During the lengthy proceedings that led up to Sheriff Ross Mirkarimi's official misconduct hearing, the now-reinstated Sheriff and his supporters repeatedly claimed that the proper way to remove an elected official from office was to initiate a public recall election. Now that such an effort is underway, Mirkarimi is starting to sound a little worried about it, calling it "political" and an expensive waste of taxpayer's money.

In a statement released yesterday, Mirkarimi made his case against the recall effort:

As political consultants try to capitalize on pushing for a recall, we’re reminded that two in particular were both close advisers, confidants and contributors to my opponent who came in third in the sheriff’s race a year ago... Continuing to use an issue that has been settled in court and the Board of Supervisors for a divisive recall will cost city and taxpayers another $3 million on top of the $2 million already spent. I believe that money would be better spent on domestic violence education and services.
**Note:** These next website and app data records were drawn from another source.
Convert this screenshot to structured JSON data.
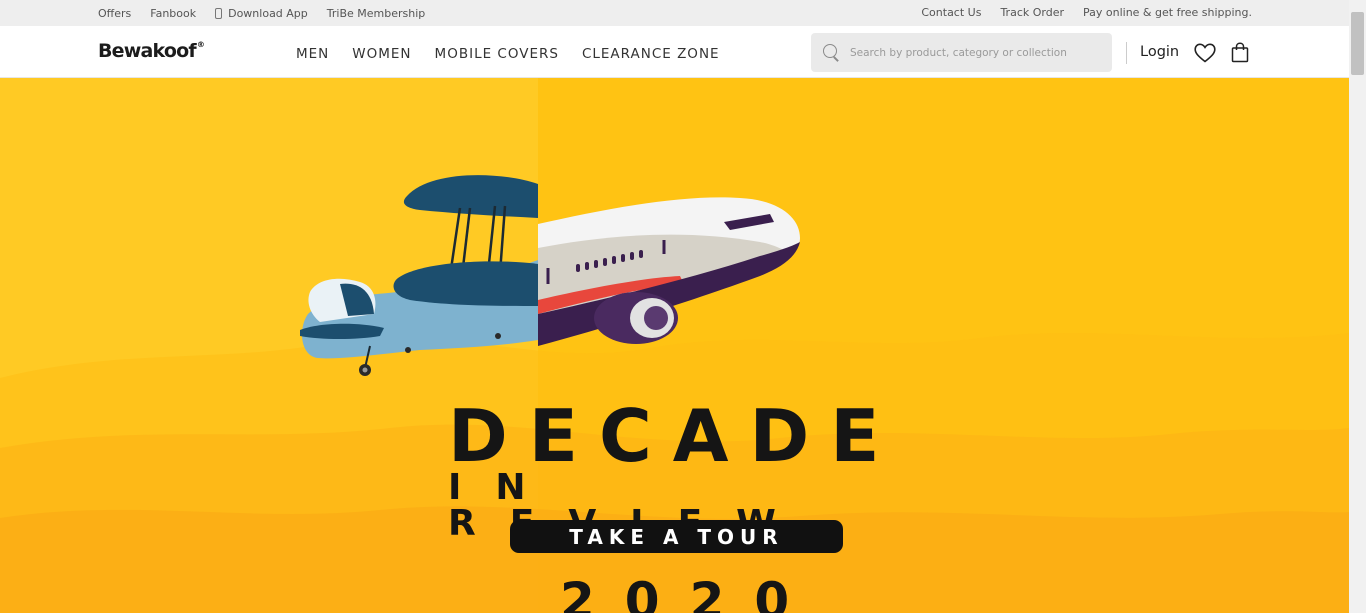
{
  "topbar": {
    "left_links": [
      "Offers",
      "Fanbook"
    ],
    "download_app": "Download App",
    "tribe": "TriBe Membership",
    "right_links": [
      "Contact Us",
      "Track Order",
      "Pay online & get free shipping."
    ]
  },
  "header": {
    "logo": "Bewakoof",
    "logo_mark": "®",
    "nav": [
      "MEN",
      "WOMEN",
      "MOBILE COVERS",
      "CLEARANCE ZONE"
    ],
    "search_placeholder": "Search by product, category or collection",
    "login": "Login",
    "icons": [
      "search-icon",
      "heart-icon",
      "bag-icon"
    ]
  },
  "hero": {
    "headline": "DECADE",
    "subheadline": "IN REVIEW",
    "cta": "TAKE A TOUR",
    "year": "2020",
    "colors": {
      "background": "#ffc313",
      "text": "#151515",
      "cta_bg": "#111111",
      "cta_text": "#ffffff"
    }
  }
}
One of those "confidants and contributors" is politically connected tech investor Ron Conway, who has helped fund pretty much every moderate or conservative local campaign in the past two elections. Conway's wife Gayle and Linda Voight, the wife of real estate investor Thomas Coates, together donated 98% of the $100,000 that went towards the San Francisco Women for Accountability independent expenditure committee designed to bring down Christina Olague's re-election campaign, possibly with YouTube videos like this one. With Olague defeated last week, SFWFA now appears to be shifting their focus to the recall.
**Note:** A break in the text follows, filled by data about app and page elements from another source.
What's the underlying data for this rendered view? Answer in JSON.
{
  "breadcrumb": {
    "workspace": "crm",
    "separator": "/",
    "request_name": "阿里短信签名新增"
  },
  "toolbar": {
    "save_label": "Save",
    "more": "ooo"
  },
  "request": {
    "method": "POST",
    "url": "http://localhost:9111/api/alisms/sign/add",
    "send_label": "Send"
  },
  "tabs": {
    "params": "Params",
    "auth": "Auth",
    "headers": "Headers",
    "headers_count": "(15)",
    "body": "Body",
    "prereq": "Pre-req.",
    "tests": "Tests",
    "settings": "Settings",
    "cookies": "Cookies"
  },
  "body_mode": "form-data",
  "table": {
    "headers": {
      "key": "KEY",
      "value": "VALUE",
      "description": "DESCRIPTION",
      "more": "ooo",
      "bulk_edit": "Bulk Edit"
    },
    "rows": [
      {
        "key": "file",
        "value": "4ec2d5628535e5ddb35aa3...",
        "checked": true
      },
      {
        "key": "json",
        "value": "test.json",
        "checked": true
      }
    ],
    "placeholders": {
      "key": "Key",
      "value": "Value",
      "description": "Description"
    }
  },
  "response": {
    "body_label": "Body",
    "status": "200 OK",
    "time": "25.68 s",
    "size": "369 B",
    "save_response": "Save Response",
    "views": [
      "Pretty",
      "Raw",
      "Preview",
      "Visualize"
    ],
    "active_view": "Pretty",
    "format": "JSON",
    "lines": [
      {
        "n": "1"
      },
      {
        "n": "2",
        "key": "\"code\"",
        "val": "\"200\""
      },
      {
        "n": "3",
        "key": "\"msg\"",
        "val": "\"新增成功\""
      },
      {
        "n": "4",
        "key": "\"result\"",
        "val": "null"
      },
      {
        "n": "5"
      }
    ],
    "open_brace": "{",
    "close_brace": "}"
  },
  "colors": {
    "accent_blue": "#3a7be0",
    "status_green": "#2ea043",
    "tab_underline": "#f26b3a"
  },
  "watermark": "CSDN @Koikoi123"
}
According to the Examiner, Mirkarimi is right about the amount a recall vote would cost the city's taxpayers. The Department of Elections would need to oversee the vote and director John Arntz estimated the cost would be somewhere in the neighborhood of $3 million to $3.3 million, assuming the Sheriff's opponents can get the 50,000 signatures they need to start the recall process. Once the initial paperwork is filed, Team Not-Mirkarimi will have 160 days to round up all those signatures. It's unclear at this point, how much money SF Women for Accountability still has in their purse, but the group estimates it will cost them $500,000 and take up to a year to get the recall on either a special June election or the November 2013 ballot.